Medical Staff Legal Advisor, December 16, 2004

You are definitely in good company in struggling with getting physicians to complete their medical records in a timely manner. Here are some examples of approaches that have proven successful in other organizations:

 1. Set and communicate clear expectations:  Both in initial orientation, at periodic meetings, and at reappointment, be sure to clearly identify expectations for physicians to complete their records in a timely, legible, and adequately thorough manner.
 
2. Provide feedback. Develop a periodic report, by physician, of incomplete charts. Share the report with the physicians and the department chair. You may need to "unblind" the data to get real movement, but most physicians don't like to be shown to be an outlier, even on medical records completion.

3. Establish a carrot. Some medical staffs have utilized quarterly and annual drawings for prizes to motivate physicians to complete their records. The names of all physicians who have not been on the suspension list in the previous quarter (or year) get placed into a bowl and one or more are drawn to receive significant prizes. I've seen a medical staff give awards of $500, $750, and $1,000 to their prize winners.  Others have given an all expenses paid weekend at the Ritz-Carlton. These types of prizes have an amazing effect on getting medical records done in a timely fashion.
 
4. Establish a stick. You should have a clear policy that simply states that whenever a physician goes on the suspension list five times in a 12-month period, it is deemed a voluntary withdrawal from the medical staff.

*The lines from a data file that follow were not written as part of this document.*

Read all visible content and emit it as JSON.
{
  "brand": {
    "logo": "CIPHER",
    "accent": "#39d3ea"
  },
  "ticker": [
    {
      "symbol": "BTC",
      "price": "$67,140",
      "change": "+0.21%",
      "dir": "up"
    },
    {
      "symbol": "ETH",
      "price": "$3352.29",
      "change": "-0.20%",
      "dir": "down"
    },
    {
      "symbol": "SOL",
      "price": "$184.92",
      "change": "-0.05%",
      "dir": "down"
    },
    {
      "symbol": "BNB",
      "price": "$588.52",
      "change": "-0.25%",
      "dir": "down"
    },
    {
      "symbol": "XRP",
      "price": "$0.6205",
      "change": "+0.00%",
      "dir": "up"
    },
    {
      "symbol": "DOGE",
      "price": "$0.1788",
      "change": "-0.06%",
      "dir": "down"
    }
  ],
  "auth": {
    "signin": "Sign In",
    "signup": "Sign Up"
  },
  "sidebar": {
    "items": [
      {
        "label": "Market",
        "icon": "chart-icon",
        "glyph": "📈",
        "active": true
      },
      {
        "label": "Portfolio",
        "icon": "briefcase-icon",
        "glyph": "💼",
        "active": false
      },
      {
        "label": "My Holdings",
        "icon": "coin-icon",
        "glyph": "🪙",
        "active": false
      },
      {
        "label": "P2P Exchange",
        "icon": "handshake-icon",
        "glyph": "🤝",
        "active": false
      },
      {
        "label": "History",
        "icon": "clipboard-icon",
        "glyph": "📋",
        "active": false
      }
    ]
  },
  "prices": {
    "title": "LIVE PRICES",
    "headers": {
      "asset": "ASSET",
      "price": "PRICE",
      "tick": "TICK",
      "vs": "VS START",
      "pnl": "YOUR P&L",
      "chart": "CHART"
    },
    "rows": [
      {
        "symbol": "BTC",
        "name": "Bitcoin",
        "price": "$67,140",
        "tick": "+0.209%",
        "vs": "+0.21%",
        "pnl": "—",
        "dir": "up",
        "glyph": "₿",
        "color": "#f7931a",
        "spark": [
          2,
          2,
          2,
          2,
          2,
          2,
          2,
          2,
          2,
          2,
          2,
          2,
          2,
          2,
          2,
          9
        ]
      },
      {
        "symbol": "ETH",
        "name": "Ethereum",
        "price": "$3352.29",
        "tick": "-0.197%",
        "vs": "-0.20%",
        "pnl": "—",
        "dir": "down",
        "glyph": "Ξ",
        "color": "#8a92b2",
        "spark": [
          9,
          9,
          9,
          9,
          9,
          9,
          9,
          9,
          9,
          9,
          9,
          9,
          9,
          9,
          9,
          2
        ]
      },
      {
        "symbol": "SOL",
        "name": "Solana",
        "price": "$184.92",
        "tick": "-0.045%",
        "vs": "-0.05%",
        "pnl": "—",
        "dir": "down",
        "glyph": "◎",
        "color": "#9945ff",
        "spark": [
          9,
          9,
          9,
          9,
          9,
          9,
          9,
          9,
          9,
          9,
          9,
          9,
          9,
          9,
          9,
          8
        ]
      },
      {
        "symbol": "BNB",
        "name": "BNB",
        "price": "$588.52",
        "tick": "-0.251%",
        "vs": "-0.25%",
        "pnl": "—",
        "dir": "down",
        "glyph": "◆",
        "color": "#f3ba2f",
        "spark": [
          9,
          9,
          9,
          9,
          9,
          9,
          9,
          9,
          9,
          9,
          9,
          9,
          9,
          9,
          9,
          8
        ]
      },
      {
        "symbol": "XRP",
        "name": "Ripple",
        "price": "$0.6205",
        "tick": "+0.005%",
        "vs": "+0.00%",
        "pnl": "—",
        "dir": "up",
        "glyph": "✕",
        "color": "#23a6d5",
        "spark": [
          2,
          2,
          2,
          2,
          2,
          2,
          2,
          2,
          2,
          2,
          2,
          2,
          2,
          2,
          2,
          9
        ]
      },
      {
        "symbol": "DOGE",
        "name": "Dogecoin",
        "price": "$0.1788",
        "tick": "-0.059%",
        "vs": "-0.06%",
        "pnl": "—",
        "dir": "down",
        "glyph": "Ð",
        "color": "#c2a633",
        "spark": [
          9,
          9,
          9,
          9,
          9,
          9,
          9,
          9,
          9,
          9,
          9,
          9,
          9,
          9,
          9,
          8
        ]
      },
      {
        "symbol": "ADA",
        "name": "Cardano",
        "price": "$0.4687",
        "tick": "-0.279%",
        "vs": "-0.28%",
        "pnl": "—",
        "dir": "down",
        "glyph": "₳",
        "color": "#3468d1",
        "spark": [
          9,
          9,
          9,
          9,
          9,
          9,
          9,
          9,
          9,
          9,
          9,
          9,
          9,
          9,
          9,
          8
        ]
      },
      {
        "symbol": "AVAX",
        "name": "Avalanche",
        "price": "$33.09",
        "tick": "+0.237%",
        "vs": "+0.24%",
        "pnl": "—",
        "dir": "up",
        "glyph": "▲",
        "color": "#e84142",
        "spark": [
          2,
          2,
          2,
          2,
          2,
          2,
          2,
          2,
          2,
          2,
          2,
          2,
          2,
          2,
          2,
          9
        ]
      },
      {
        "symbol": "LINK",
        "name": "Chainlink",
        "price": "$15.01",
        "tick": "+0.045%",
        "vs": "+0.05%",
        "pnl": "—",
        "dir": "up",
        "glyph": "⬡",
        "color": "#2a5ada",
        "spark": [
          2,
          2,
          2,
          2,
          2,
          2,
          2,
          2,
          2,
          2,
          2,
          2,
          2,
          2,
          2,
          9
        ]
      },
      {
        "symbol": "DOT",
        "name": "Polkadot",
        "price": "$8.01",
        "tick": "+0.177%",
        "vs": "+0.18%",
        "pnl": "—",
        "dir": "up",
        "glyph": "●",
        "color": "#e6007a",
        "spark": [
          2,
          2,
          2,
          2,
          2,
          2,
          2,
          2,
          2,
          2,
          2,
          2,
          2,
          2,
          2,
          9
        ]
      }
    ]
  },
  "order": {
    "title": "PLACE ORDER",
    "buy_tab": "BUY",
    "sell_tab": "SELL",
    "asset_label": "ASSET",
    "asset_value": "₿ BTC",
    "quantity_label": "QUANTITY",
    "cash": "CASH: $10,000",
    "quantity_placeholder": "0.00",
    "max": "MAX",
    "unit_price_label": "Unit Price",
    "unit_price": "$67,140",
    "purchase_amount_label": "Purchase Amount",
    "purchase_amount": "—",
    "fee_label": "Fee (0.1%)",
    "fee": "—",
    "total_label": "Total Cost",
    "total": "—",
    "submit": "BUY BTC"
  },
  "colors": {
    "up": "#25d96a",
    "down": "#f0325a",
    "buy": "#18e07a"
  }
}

You usually only have to use this stick once, and the rest of the medical staff will get the message. 
 

Remember, it is usually only a small number (on average about five) physicians who are responsible for the bulk of your incomplete records.  Showing them they are different, sometimes even publicly, is a powerful tool for motivating change.